Nancy Eisenbrandt, the chief operating officer of the Nashville Area Chamber of Commerce, has seen the Work Learn Earn solution create an array of new opportunities. She recognizes that the ability to inform people where jobs are, what businesses need, and where to find the education to succeed is critical to the state’s long-term prosperity.
Of course, the real winners are working adults who use lifelong learning to adapt with evolving workplaces. But that also benefits entire regions. When workers upskill, they feed talent pipelines that are the lifeblood of thriving economies. We’ve seen that in the Gulf Coast area, the New York City region and across Tennessee.
Recent estimates show that a shortage of qualified employees could place more than $1.7 trillion in yearly revenue at risk in the U.S. by 2030. That’s about 6 percent of our economy. This is one reason the opportunity to scale up the Work Learn Earn resource is so exciting. The Work Learn Earn model harnesses both technology and the power of collaboration. In developing and implementing digital resources, hundreds of partners in education, workforce development, and private industry have engaged with CAEL. That makes a great case study for a holistic approach to workforce and education challenges. At the same time, it creates a wealth of fresh information and experiences. It’s a way to complement long-standing principles with refined, “battle tested” best practices.

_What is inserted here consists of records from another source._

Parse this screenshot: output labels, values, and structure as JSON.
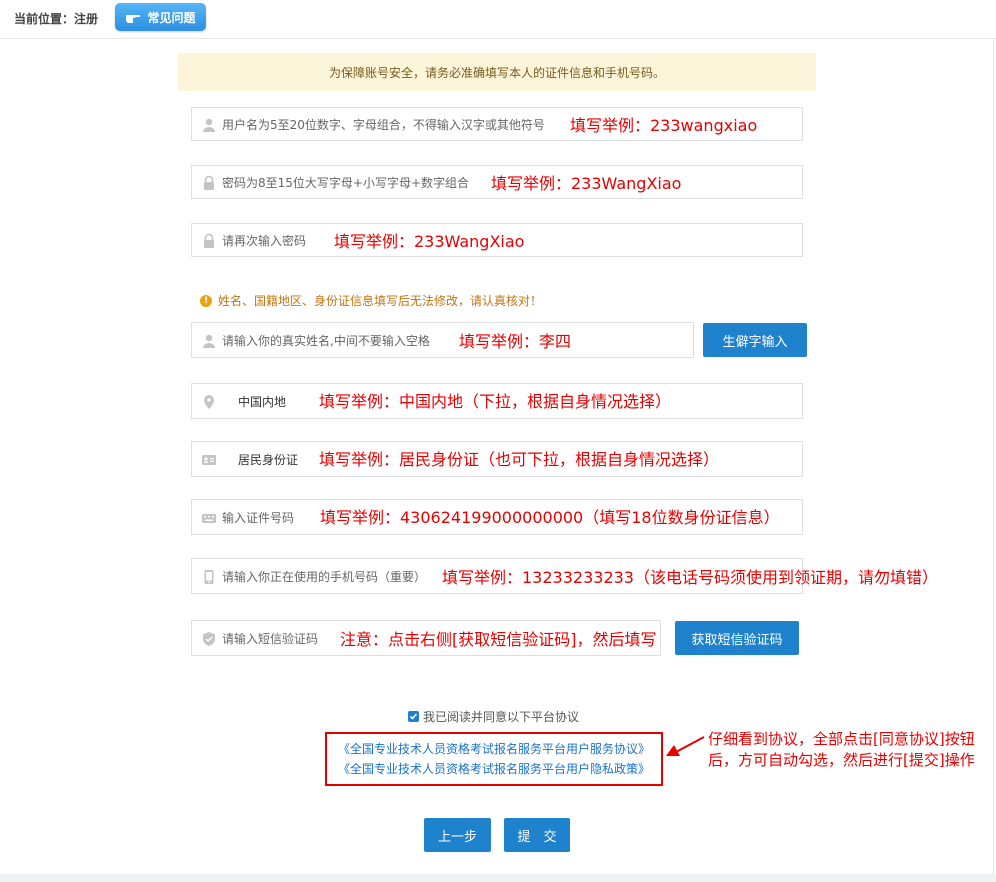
{
  "header": {
    "location_label": "当前位置：注册",
    "faq_label": "常见问题"
  },
  "notice": "为保障账号安全，请务必准确填写本人的证件信息和手机号码。",
  "fields": {
    "username": {
      "placeholder": "用户名为5至20位数字、字母组合，不得输入汉字或其他符号",
      "hint": "填写举例：233wangxiao",
      "icon": "user-icon"
    },
    "password": {
      "placeholder": "密码为8至15位大写字母+小写字母+数字组合",
      "hint": "填写举例：233WangXiao",
      "icon": "lock-icon"
    },
    "password_confirm": {
      "placeholder": "请再次输入密码",
      "hint": "填写举例：233WangXiao",
      "icon": "lock-icon"
    },
    "warning": "姓名、国籍地区、身份证信息填写后无法修改，请认真核对！",
    "real_name": {
      "placeholder": "请输入你的真实姓名,中间不要输入空格",
      "hint": "填写举例：李四",
      "icon": "user-icon",
      "button_label": "生僻字输入"
    },
    "region": {
      "value": "中国内地",
      "hint": "填写举例：中国内地（下拉，根据自身情况选择）",
      "icon": "location-pin-icon"
    },
    "id_type": {
      "value": "居民身份证",
      "hint": "填写举例：居民身份证（也可下拉，根据自身情况选择）",
      "icon": "id-card-icon"
    },
    "id_number": {
      "placeholder": "输入证件号码",
      "hint": "填写举例：430624199000000000（填写18位数身份证信息）",
      "icon": "keyboard-icon"
    },
    "phone": {
      "placeholder": "请输入你正在使用的手机号码（重要）",
      "hint": "填写举例：13233233233（该电话号码须使用到领证期，请勿填错）",
      "icon": "phone-icon"
    },
    "sms": {
      "placeholder": "请输入短信验证码",
      "hint": "注意：点击右侧[获取短信验证码]，然后填写",
      "icon": "shield-icon",
      "button_label": "获取短信验证码"
    }
  },
  "agreement": {
    "checkbox_label": "我已阅读并同意以下平台协议",
    "checked": true,
    "links": [
      "《全国专业技术人员资格考试报名服务平台用户服务协议》",
      "《全国专业技术人员资格考试报名服务平台用户隐私政策》"
    ],
    "annotation": "仔细看到协议，全部点击[同意协议]按钮后，方可自动勾选，然后进行[提交]操作"
  },
  "actions": {
    "prev_label": "上一步",
    "submit_label": "提　交"
  },
  "colors": {
    "primary": "#1e82cc",
    "annotation_red": "#e60000",
    "notice_bg": "#fcf5d9",
    "warning": "#c2750f"
  }
}
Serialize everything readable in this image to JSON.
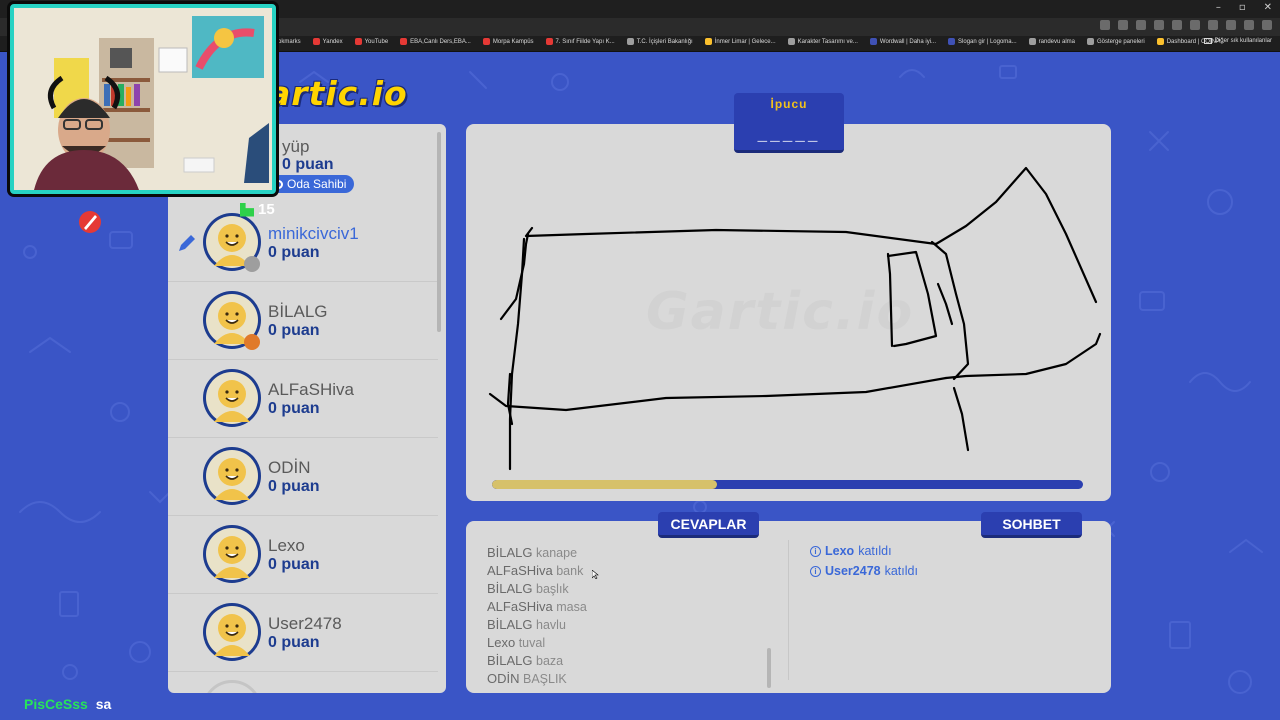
{
  "browser": {
    "bookmarks": [
      {
        "label": "okmarks",
        "color": "#8a8a8a"
      },
      {
        "label": "Yandex",
        "color": "#e53935"
      },
      {
        "label": "YouTube",
        "color": "#e53935"
      },
      {
        "label": "EBA,Canlı Ders,EBA...",
        "color": "#e53935"
      },
      {
        "label": "Morpa Kampüs",
        "color": "#e53935"
      },
      {
        "label": "7. Sınıf Fiilde Yapı K...",
        "color": "#e53935"
      },
      {
        "label": "T.C. İçişleri Bakanlığı",
        "color": "#9e9e9e"
      },
      {
        "label": "İnmer Limar | Gelece...",
        "color": "#fbc02d"
      },
      {
        "label": "Karakter Tasarımı ve...",
        "color": "#9e9e9e"
      },
      {
        "label": "Wordwall | Daha iyi...",
        "color": "#3f51b5"
      },
      {
        "label": "Slogan gir | Logoma...",
        "color": "#3f51b5"
      },
      {
        "label": "randevu alma",
        "color": "#9e9e9e"
      },
      {
        "label": "Gösterge paneleri",
        "color": "#9e9e9e"
      },
      {
        "label": "Dashboard | COINP...",
        "color": "#fbc02d"
      }
    ],
    "other_bookmarks": "Diğer sık kullanılanlar"
  },
  "logo": "artic.io",
  "hint": {
    "title": "İpucu",
    "blanks": "_____"
  },
  "watermark": "Gartic.io",
  "room": {
    "host_badge": "Oda Sahibi",
    "timer": "15",
    "first_player": {
      "name": "yüp",
      "score": "0 puan"
    }
  },
  "players": [
    {
      "name": "minikcivciv1",
      "score": "0 puan",
      "active": true,
      "dot": "#9e9e9e"
    },
    {
      "name": "BİLALG",
      "score": "0 puan",
      "active": false,
      "dot": "#e07a2a"
    },
    {
      "name": "ALFaSHiva",
      "score": "0 puan",
      "active": false,
      "dot": ""
    },
    {
      "name": "ODİN",
      "score": "0 puan",
      "active": false,
      "dot": ""
    },
    {
      "name": "Lexo",
      "score": "0 puan",
      "active": false,
      "dot": ""
    },
    {
      "name": "User2478",
      "score": "0 puan",
      "active": false,
      "dot": ""
    }
  ],
  "progress": {
    "fraction": 0.38
  },
  "tabs": {
    "answers": "CEVAPLAR",
    "chat": "SOHBET"
  },
  "answers": [
    {
      "who": "BİLALG",
      "what": "kanape"
    },
    {
      "who": "ALFaSHiva",
      "what": "bank"
    },
    {
      "who": "BİLALG",
      "what": "başlık"
    },
    {
      "who": "ALFaSHiva",
      "what": "masa"
    },
    {
      "who": "BİLALG",
      "what": "havlu"
    },
    {
      "who": "Lexo",
      "what": "tuval"
    },
    {
      "who": "BİLALG",
      "what": "baza"
    },
    {
      "who": "ODİN",
      "what": "BAŞLIK"
    }
  ],
  "chat": [
    {
      "who": "Lexo",
      "what": "katıldı"
    },
    {
      "who": "User2478",
      "what": "katıldı"
    }
  ],
  "stream_chat": {
    "user": "PisCeSss",
    "message": "sa"
  },
  "colors": {
    "background": "#3a55c6",
    "accent": "#2b3fb0",
    "webcam_border": "#27d2c3"
  }
}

So, what is next with Work Learn Earn? CAEL is engaging with communities around the country about what a partnership could deliver for them. It starts with meeting representatives from local industries, workforce organizations and schools. We follow this by parsing through extensive regional labor market data, using this research to develop and market a customized web site and marketing plan. But Work Learn Earn will always run behind the scenes. Its purpose is to help make local businesses and schools the heroes. After all, job seekers and students look to them for guidance to rewarding career paths.
I hope you have the chance to see such a partnership add impetus to the work, learn, earn continuum in your area. In the meantime, I invite you to visit our Work Learn Earn microsite. We will continue to share updates about how it is helping towns, cities and regions serve the adult working learners in their communities.
Author Perspective: Association